▶ **Supplied records**:

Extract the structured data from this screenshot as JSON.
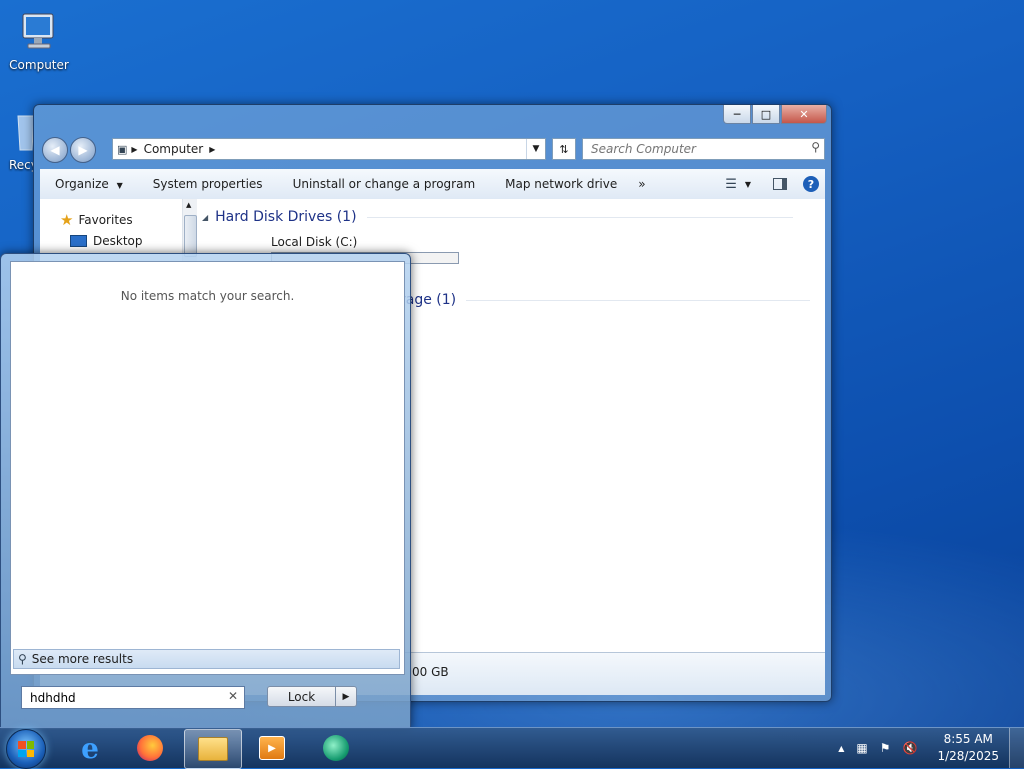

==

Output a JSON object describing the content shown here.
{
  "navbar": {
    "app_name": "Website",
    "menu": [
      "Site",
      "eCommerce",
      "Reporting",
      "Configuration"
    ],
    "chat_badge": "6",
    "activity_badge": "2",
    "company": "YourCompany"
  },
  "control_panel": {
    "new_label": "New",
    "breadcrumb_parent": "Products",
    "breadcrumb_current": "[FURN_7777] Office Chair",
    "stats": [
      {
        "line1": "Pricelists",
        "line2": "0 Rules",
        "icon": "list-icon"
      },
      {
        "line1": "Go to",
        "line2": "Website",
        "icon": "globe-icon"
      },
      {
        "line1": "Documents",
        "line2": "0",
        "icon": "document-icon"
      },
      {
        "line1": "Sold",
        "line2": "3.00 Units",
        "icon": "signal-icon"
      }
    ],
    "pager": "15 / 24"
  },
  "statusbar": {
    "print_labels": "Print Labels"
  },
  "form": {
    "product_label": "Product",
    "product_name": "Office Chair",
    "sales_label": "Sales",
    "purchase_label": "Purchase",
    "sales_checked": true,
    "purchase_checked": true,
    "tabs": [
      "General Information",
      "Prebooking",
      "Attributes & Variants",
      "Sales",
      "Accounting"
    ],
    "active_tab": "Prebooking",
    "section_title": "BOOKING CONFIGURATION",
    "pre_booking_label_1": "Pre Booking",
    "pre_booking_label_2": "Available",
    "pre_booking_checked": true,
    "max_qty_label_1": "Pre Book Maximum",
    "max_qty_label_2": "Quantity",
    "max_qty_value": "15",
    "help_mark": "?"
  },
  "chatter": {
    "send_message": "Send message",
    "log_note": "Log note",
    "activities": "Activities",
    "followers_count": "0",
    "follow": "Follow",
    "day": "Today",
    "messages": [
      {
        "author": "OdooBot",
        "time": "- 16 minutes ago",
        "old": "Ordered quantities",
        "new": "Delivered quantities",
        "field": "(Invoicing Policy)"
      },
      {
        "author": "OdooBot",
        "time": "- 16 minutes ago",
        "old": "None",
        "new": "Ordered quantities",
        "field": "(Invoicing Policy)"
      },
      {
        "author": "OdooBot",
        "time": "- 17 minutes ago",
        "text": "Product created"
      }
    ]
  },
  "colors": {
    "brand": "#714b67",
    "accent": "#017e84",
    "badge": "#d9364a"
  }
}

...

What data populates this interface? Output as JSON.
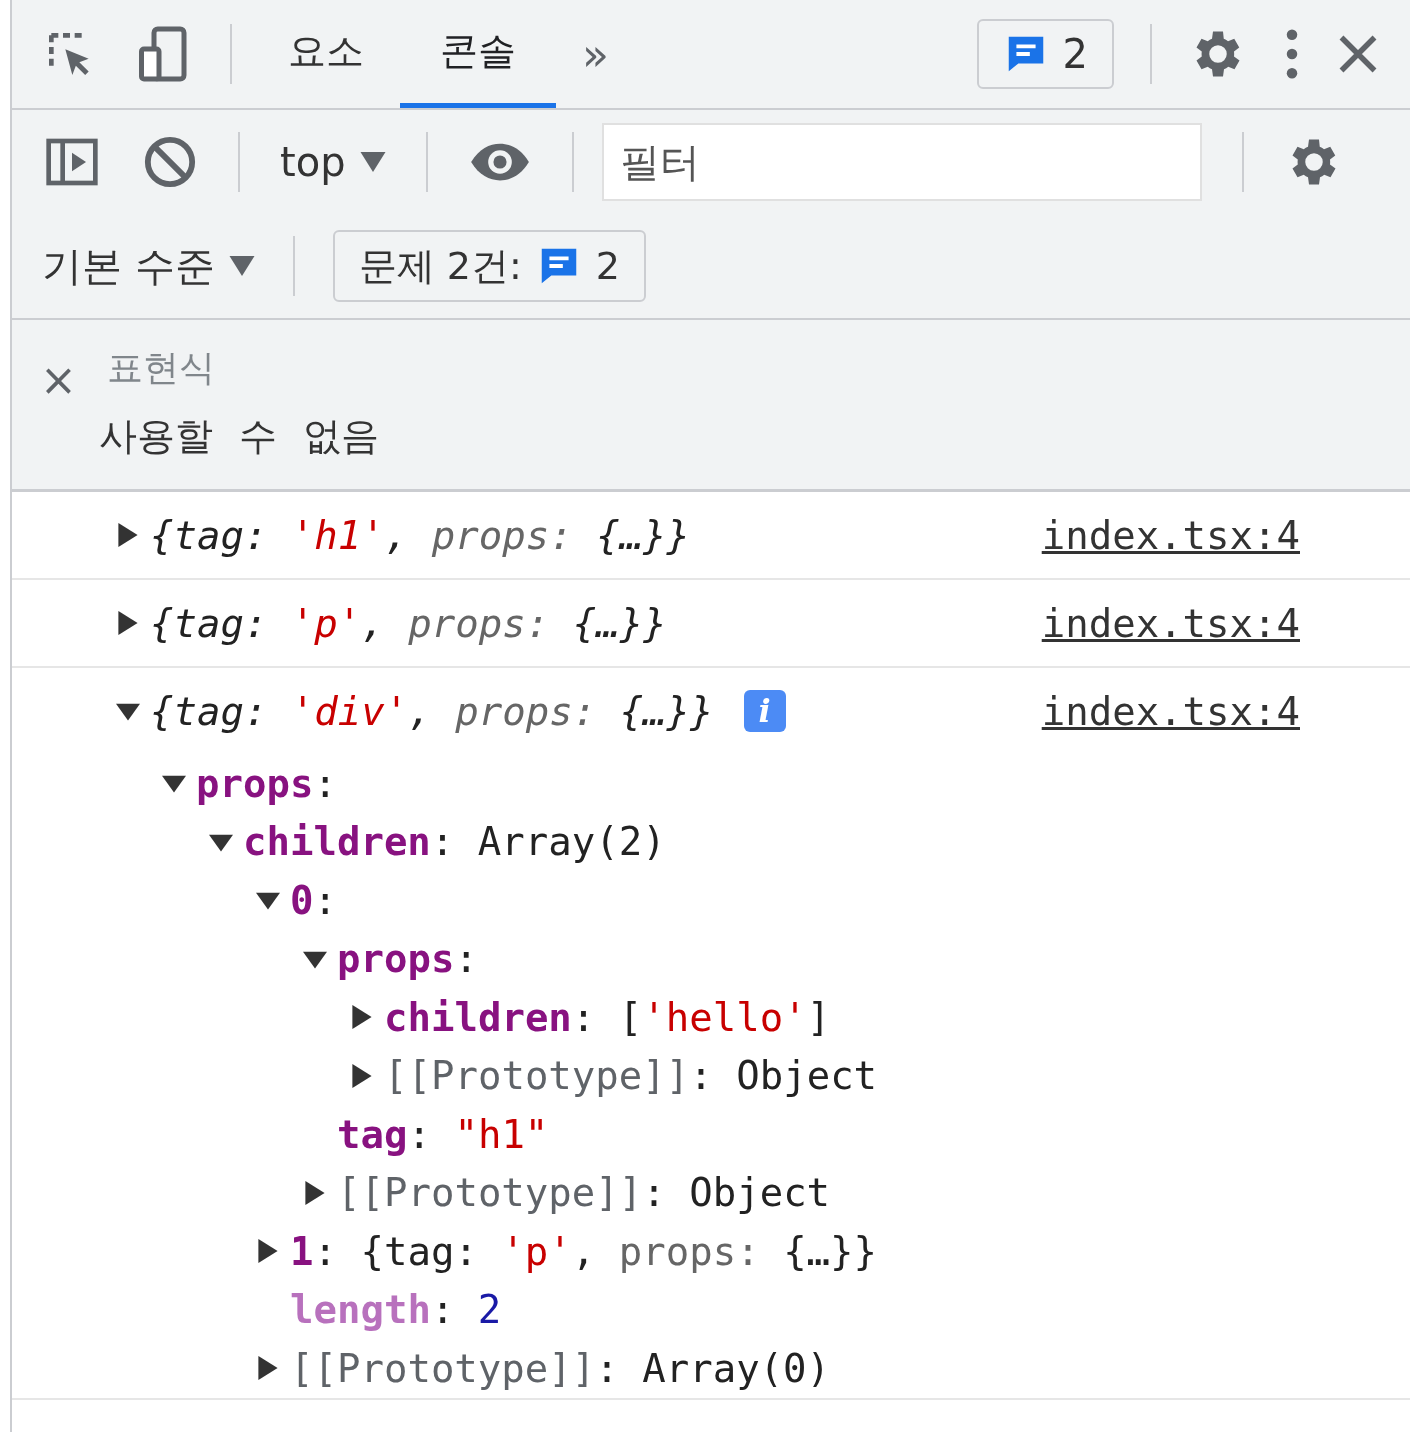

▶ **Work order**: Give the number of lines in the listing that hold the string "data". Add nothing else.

▶ **Output**: 2